■ **EXERCISE OBJECTIVE**: Work out the count of lines in the material where the string "Middle" shows up, and reply with it alone.
########
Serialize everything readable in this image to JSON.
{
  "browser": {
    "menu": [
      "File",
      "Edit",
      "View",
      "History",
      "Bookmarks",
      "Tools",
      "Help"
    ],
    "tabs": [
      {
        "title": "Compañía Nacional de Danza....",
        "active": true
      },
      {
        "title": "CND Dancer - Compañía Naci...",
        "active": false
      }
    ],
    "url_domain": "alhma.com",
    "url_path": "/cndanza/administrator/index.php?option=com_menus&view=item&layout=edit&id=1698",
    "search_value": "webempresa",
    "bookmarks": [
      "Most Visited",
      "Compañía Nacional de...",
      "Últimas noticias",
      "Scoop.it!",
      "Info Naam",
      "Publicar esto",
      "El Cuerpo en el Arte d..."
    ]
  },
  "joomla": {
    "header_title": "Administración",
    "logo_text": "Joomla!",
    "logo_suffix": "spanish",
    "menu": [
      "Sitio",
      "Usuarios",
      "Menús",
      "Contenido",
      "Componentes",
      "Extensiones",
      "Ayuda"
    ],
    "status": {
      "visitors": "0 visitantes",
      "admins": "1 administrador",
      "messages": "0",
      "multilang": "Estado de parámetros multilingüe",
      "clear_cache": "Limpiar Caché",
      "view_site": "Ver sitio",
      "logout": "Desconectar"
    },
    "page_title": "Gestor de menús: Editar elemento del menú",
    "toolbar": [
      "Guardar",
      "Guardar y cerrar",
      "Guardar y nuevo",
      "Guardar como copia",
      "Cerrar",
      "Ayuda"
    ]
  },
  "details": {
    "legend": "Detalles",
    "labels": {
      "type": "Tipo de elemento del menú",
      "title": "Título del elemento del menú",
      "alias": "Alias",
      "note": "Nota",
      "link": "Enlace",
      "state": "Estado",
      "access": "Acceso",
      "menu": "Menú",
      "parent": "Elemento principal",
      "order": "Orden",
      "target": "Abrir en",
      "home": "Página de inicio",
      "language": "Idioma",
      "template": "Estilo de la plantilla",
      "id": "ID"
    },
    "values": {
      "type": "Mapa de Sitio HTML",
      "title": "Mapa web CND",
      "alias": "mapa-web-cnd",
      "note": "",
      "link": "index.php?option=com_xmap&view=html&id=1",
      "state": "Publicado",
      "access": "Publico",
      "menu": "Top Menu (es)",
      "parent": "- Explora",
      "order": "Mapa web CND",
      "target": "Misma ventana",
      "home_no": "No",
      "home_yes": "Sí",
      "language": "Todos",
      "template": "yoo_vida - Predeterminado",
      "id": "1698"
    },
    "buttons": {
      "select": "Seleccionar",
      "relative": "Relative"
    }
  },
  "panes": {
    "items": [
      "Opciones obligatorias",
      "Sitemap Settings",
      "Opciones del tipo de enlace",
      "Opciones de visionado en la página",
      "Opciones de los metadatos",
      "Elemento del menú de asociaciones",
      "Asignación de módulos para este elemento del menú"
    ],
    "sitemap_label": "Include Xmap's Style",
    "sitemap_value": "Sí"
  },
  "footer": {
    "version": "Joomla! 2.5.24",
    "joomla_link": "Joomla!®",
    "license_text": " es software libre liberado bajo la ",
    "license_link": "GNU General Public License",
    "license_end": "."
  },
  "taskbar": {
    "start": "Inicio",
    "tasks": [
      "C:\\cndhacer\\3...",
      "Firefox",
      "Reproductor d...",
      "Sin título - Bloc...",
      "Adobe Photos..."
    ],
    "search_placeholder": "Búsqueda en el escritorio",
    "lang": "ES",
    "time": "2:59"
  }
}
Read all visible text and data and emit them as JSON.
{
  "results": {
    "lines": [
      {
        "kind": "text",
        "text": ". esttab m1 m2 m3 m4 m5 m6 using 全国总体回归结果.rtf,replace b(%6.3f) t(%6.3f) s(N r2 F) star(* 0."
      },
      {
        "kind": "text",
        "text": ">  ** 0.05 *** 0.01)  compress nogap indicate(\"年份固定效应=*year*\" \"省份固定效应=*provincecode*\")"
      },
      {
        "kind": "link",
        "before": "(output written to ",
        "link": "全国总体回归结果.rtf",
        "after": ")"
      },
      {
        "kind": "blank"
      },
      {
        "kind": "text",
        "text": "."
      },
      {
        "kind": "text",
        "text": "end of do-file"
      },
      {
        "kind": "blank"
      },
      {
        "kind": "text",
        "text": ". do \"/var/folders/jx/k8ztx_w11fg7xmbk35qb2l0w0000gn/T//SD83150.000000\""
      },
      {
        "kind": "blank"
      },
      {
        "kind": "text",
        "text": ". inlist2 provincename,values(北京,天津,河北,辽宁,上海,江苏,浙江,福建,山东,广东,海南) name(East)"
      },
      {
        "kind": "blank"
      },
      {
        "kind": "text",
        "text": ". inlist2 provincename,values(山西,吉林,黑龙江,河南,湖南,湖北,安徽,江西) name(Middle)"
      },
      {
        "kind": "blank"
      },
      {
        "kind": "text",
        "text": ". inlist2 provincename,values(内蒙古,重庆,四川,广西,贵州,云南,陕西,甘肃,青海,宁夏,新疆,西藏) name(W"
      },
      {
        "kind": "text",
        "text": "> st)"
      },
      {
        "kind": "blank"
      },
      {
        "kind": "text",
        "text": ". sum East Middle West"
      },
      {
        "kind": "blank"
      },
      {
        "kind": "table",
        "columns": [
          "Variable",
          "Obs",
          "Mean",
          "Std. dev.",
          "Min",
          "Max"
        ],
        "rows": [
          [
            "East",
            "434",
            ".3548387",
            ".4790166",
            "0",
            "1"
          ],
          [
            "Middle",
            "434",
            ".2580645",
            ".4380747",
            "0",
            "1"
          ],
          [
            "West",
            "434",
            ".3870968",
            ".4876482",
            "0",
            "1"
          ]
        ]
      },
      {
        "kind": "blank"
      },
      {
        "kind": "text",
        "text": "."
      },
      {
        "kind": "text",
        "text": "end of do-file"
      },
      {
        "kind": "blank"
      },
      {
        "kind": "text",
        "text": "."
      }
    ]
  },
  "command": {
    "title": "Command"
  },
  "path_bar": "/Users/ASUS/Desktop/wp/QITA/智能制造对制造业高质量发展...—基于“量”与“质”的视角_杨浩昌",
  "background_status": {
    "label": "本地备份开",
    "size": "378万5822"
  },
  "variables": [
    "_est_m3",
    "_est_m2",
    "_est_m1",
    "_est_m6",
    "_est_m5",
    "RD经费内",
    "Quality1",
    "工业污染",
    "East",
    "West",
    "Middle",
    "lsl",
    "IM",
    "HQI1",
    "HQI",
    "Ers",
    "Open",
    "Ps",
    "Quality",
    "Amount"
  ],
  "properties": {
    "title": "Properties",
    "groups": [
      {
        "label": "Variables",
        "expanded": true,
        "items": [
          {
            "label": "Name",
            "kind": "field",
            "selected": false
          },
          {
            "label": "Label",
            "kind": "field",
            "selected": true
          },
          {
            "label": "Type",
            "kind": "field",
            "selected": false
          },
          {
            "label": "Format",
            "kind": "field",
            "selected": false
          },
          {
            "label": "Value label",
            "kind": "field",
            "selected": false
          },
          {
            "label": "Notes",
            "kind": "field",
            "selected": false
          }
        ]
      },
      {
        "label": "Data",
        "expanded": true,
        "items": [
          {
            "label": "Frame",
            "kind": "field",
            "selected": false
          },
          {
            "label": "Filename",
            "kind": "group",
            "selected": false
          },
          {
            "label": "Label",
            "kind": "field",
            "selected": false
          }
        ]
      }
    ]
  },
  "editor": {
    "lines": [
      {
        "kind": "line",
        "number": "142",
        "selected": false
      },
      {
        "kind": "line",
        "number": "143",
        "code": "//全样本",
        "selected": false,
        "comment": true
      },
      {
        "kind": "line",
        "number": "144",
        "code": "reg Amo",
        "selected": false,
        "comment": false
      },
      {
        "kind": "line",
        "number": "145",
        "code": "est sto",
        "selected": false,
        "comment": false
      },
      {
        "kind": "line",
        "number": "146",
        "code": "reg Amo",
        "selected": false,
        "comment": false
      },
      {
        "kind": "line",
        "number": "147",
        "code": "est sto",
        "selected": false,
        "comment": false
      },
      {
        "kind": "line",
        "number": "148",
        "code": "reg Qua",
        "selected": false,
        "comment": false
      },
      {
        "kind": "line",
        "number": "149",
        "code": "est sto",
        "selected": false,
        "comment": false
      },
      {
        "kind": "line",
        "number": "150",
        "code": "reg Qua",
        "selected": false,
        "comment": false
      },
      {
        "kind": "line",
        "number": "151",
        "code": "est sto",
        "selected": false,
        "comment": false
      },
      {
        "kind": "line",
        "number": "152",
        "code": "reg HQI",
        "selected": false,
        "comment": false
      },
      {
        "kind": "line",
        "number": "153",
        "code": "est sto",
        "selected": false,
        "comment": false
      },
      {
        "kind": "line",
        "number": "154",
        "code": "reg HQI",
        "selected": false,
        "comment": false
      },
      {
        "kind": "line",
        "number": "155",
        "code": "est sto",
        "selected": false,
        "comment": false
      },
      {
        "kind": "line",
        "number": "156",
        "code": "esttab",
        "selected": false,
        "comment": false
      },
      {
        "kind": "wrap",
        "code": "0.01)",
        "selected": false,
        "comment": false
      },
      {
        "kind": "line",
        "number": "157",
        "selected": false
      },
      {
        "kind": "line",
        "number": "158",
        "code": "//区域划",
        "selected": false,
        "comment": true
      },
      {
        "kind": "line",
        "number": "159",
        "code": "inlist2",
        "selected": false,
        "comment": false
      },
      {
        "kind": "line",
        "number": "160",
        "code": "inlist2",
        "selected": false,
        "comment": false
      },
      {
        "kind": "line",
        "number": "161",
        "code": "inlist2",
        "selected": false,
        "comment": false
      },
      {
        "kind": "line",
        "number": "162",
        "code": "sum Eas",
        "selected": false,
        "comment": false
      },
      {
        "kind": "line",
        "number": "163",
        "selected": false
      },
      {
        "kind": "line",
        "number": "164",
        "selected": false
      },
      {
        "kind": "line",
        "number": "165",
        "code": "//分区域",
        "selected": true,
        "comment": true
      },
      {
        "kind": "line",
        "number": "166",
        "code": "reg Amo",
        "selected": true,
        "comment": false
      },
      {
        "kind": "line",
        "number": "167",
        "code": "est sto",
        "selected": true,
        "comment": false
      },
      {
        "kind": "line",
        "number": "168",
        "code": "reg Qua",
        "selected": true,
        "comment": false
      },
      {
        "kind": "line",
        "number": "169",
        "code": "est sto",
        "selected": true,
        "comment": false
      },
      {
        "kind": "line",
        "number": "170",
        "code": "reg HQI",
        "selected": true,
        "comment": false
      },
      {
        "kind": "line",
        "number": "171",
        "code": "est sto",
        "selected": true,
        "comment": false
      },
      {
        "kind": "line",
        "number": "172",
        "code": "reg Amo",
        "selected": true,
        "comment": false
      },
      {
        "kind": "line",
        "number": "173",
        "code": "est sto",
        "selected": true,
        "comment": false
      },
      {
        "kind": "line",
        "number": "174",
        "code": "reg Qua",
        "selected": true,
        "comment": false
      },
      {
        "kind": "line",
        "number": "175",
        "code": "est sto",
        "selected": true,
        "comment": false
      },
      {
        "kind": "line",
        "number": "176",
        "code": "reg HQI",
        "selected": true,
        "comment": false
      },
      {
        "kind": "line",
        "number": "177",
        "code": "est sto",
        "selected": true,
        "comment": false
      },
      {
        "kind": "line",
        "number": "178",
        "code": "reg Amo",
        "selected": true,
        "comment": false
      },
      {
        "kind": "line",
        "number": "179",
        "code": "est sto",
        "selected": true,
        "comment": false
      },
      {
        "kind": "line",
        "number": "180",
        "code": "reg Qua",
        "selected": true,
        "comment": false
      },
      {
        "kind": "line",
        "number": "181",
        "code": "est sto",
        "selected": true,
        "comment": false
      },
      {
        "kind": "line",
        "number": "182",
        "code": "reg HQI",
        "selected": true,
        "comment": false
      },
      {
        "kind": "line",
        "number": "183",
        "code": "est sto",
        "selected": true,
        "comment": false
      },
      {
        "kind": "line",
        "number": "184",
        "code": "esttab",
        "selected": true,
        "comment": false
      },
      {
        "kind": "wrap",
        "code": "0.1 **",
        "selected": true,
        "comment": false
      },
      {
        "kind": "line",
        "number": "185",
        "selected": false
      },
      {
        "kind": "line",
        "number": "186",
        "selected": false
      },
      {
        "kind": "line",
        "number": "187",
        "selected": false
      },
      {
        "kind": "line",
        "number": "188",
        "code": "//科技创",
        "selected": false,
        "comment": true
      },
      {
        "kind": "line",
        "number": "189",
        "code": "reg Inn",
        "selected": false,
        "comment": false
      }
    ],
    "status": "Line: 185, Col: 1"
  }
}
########
■ **RESPONSE BOX**: 4